Three Ways To Improve Critical Thinking Skills
Critical thinking skills are not the easiest things in the world to come by. After all, there isn’t a book filled with memorizable information for you to pore over. You have to know more than just what you believe. You also must know facts and be able to differentiate them from the opinions and biases of others. In the world of today, critical thinking skills are more important than ever, and without them, you can make a pretty big fool of yourself.
For example, a journalist (whom we will not name) recently bit on a news story where Sarah Palin was said to have taken a job with Al Jazeera. Anyone who knows anything about Palin or Al Jazeera knows immediately how absurd such an idea is. It’s like saying that President Obama is taking a job after his second term as the president of the National Rifle Association (NRA).
Does. Not. Compute.
Nevertheless, this journalist, who worked for the Washington Post at the time, bit on it and wrote a blog criticizing Palin as a hypocrite trying to stay relevant following her vice-presidential run. What the journalist failed to realize, however, was that the news came from a site called the Daily Currant, a self-proclaimed satirical news site.
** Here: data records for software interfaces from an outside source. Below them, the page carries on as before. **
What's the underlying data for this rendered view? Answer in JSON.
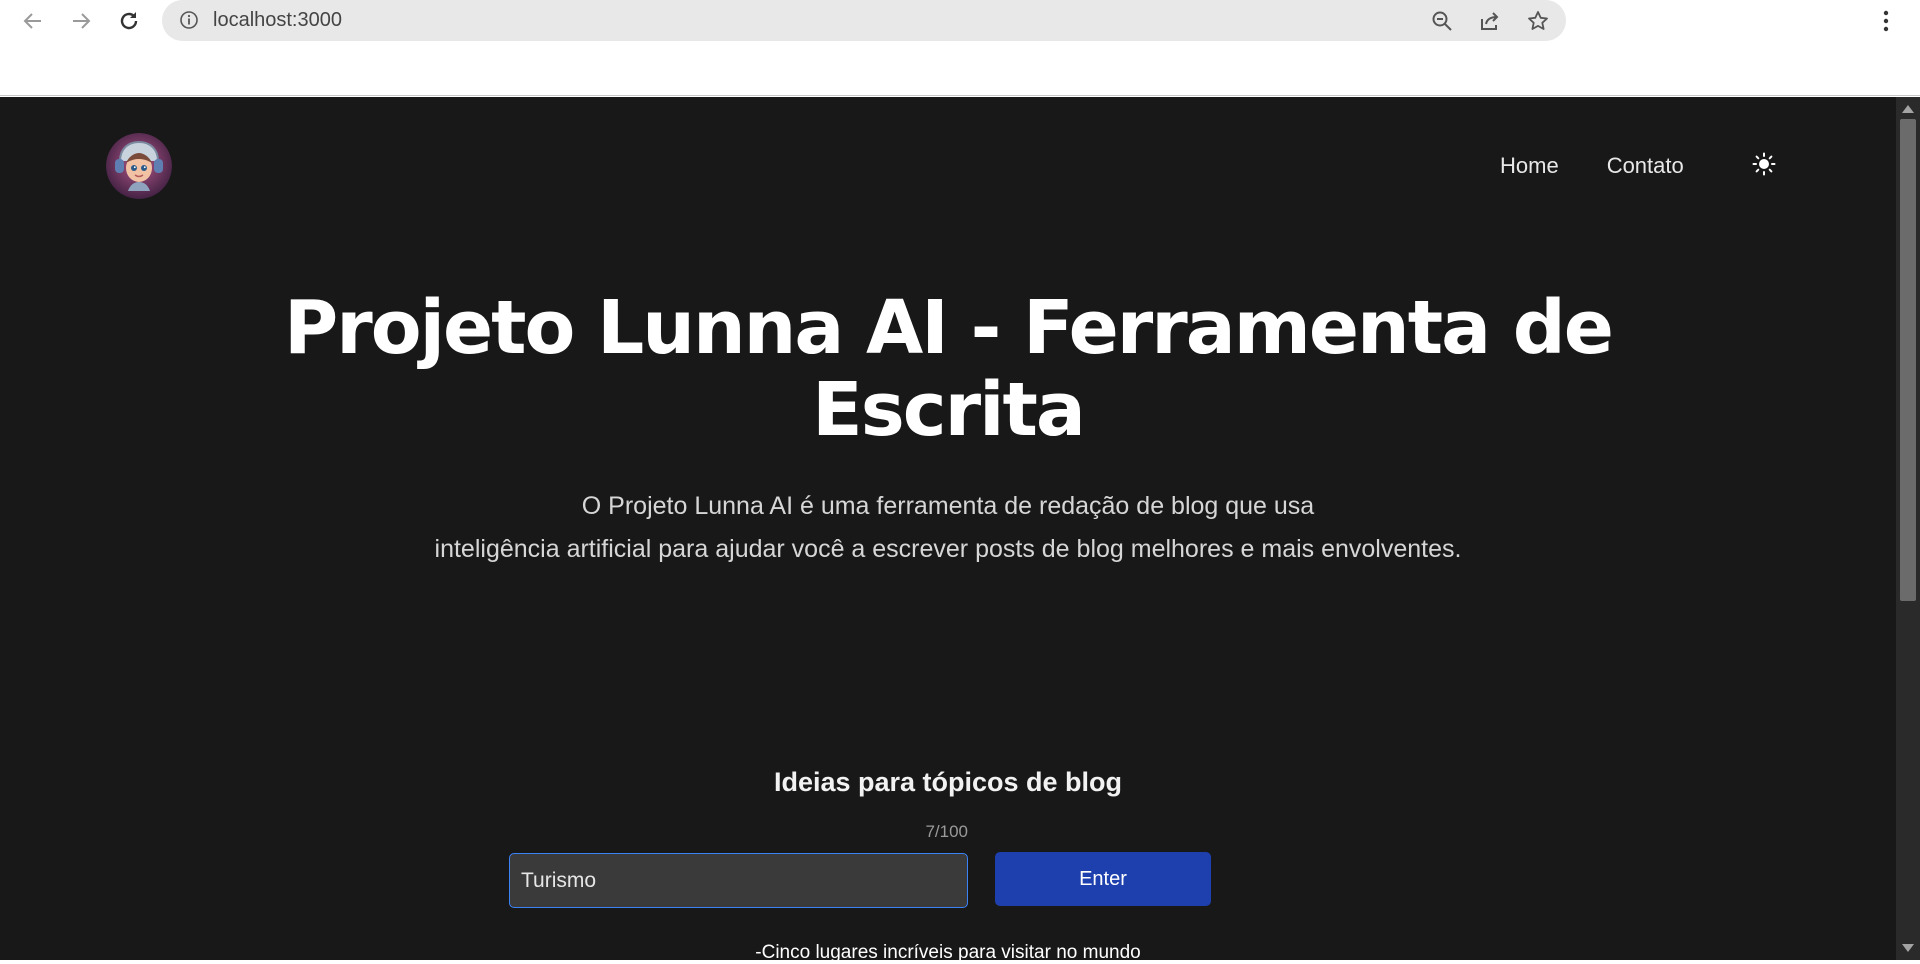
{
  "browser": {
    "url": "localhost:3000",
    "icons": {
      "back": "arrow-left-icon",
      "forward": "arrow-right-icon",
      "reload": "reload-icon",
      "info": "info-icon",
      "zoom": "zoom-out-icon",
      "share": "share-icon",
      "bookmark": "star-icon",
      "menu": "kebab-menu-icon"
    }
  },
  "header": {
    "logo_icon": "avatar-robot-girl",
    "nav": [
      {
        "label": "Home"
      },
      {
        "label": "Contato"
      }
    ],
    "theme_toggle_icon": "sun-icon"
  },
  "hero": {
    "title": "Projeto Lunna AI - Ferramenta de Escrita",
    "description_line1": "O Projeto Lunna AI é uma ferramenta de redação de blog que usa",
    "description_line2": "inteligência artificial para ajudar você a escrever posts de blog melhores e mais envolventes."
  },
  "topic_form": {
    "title": "Ideias para tópicos de blog",
    "char_count": "7/100",
    "input_value": "Turismo",
    "button_label": "Enter"
  },
  "results": [
    "-Cinco lugares incríveis para visitar no mundo"
  ],
  "colors": {
    "page_background": "#181818",
    "button": "#1e40af",
    "input_border": "#3b82f6"
  }
}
Ms. Palin had a field day humiliating said journalist, along with most of the conservative talking heads, and the Washington Post quietly and mysteriously relieved themselves of the writer, hoping it would never again come up in the media conversation.
Point being: critical thinking skills are hard to develop, but they’re an absolute necessity if you want to find your place in the 21st Century. To help in your journey, we’ve culled these best-of tips from the Internet. Good luck, and if you have any that are helpful to you, feel free to include them in the comments section below. Let’s get started!
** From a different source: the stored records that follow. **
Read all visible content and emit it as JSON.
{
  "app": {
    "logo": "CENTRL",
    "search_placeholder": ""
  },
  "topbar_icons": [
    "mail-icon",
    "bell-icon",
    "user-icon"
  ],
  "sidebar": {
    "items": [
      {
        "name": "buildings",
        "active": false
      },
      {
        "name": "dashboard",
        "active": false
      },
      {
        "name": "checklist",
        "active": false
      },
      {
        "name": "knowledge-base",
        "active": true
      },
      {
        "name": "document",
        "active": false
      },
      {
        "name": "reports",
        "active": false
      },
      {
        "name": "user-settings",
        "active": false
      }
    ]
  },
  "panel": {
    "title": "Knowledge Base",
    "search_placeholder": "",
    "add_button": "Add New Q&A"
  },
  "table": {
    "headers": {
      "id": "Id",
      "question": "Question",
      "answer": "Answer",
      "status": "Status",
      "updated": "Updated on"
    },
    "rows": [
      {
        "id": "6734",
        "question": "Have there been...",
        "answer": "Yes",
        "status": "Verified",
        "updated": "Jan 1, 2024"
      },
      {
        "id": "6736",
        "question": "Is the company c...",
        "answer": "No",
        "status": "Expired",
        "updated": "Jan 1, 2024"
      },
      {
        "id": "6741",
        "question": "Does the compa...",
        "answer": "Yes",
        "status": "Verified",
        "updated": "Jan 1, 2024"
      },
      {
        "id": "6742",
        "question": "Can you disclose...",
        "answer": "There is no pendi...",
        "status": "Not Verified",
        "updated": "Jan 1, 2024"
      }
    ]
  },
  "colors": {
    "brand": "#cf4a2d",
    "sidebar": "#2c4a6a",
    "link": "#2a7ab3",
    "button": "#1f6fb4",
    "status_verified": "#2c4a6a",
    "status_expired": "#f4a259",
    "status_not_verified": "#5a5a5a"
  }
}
Tour Guide For An Alien
This particular tip comes to us from About.com’s resident expert Grace Fleming. In her own words:
“Pretend that you have been assigned the task of conducting a tour for aliens who are visiting earth and observing human life. You’re riding along in a blimp, and you float over a professional baseball stadium. One of your aliens looks down and becomes very confused, so you tell him that there is a game going on.
Try to answer the following questions for him.
- What is a game?
- Why are there no female players?
- Why do people get so passionate watching other people play games?
- What is a team?
- Why can’t the people in the seats just go down on the field and join in?
If you try to answer these questions fully, it will quickly become apparent that we carry around certain assumptions and values. We support a certain team, for instance, because it makes us feel like we’re a part of a community. This sense of community is a value that matters to some people more than others.
Furthermore, when trying to explain team sports to an alien, you have to explain the value we put on winning and losing.
When you think like an alien tour guide, you are forced to take a deeper look at the things we do and things we value. They don’t always sound so logical and true from the outside looking in!”
Adjust Your Perspective
This next tip comes from WikiHow’s Sondra C. Maluniu, and focuses on the getting-to-know-you aspects of what you believe and why you believe them. Maluniu and her team write that you have to “understand your own biases.”
“Human judgment can be subjective, frail, and spiteful. One recent study found that parents who were given corrected information about the safety of vaccines were less likely to have their children vaccinated.Why? The hypothesis is that parents given this information accept that the information is true, but push back people [because] it damages their self-esteem — something that is very important to most people. Understand what your biases are and where they may affect how you deal with information.”
The WikiHow team recommends that you think “several moves ahead,” citing Jeff Bezos, CEO of Amazon.com, who cautioned, “If everything you do needs to work on a three-year time horizon, then you’re competing against a lot of people. But if you’re willing to invest on a seven-year time horizon, you’re now competing against a fraction of those people, because very few companies are willing to do that.”
What does that have to do with critical thinking skills? Everything. You’re aware of what the norm is now, but you’re also engaging your mind to have a vision for the future. By giving yourself a vision, you are able to see how all the points connect, and that will actively engage your critical thinking abilities.
Internet marketer Jimmy Hovey shared this tip on a recent blog post, and we really connected with it. “Buy a journal and start writing! It doesn’t have to be fancy. In fact, I have been using single subject spiral notebooks for 15+ years. They cost about 99 cents each. Rather than worrying about what it looks like, focus instead on being consistent with your … journal entries.”
From a productivity and critical thinking standpoint, Hovey is absolutely right. If you’re of the digital age and not the pen-and-pencil, you may want to purchase an app for your phone, tablet, and/or computer, to better facilitate the process.
What journaling ultimately does for critical thinking skills is this: it forces all the cluttered thoughts in your head to escape into the outside world in a form that is both visible and “safe.” From there, your head is able to take the random pieces, get organized, and work them all into coherency — critical thinking required every step of the way!
Critical thinking skills are ultimately the things that will set success stories apart from the rest. While not every subject is the same, you will use these in every classroom, lab, or field study that you take part in. You’ll use them in your relationships and personal life as well. Which techniques work for you?
[Image via LearnToPrepare.com]